The issue of climate change is renowned for its global implications, not only on the environment but also on humans. Nevertheless, one of the shifts least touched upon is how the melting of the Arctic ice is changing the geopolitical theatre. All the major international actors are aware of this and have already developed policies to exploit or adapt to this shift. In this context, we witness bids from countries’ representatives and military exercises in the region.
Following a defence ministry request to purchase ammunition worth 152 million euros from Israel’s state-run Rafael Advanced Defense Systems Ltd, Chancellor Olaf Scholz’s ruling coalition sealed a deal to arm German drones.
On 25 March, Airbus Defence and Space has finally unveiled that the Italian Avio Aero will be the company that will power the Eurodrone aerial system with a new twin-turboprop propulsion engine. After years of negotiations about the project and following a competitive tender process, the European Medium Altitude Long Endurance Remotely Piloted Aircraft Systems – MALE RPAS (Eurodrone) sees a step forward in its construction.
In a tweet on 24 March, Estonia’s Defence Ministry Kalle Laanet announced that Estonia will increase its military spending to €476 million. The more significant part of this budget will be destined to buy short-to mid-range air defence systems, which Estonia hopes to acquire no later than 2025 and estimates the acquisition would be worth about €350 million.
Space control is becoming increasingly important. What until now has been one of the most peaceful areas of international collaboration, despite the fierce competition for technological progress, is beginning to become an area of conflict.

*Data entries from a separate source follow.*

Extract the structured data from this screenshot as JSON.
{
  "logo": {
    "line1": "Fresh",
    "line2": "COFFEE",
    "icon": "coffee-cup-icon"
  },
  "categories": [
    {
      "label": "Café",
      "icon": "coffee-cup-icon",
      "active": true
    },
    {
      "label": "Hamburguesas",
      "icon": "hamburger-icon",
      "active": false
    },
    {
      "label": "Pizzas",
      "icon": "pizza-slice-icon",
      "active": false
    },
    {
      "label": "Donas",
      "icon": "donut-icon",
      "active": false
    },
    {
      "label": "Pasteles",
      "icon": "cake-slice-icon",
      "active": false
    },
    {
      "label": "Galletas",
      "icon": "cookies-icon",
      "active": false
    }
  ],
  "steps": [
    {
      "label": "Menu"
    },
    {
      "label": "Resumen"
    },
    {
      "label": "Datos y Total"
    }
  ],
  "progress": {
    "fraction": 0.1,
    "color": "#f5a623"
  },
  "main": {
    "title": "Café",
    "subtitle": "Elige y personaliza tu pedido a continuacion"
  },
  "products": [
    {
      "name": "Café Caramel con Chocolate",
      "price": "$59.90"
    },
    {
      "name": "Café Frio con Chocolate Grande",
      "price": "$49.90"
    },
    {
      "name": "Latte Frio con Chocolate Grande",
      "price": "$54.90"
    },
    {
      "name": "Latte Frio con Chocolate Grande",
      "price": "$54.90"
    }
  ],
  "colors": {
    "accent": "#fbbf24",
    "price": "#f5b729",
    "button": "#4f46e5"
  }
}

The consequences of the events in Ukraine, and the sanctions imposed in response to them, are also having repercussions in this field.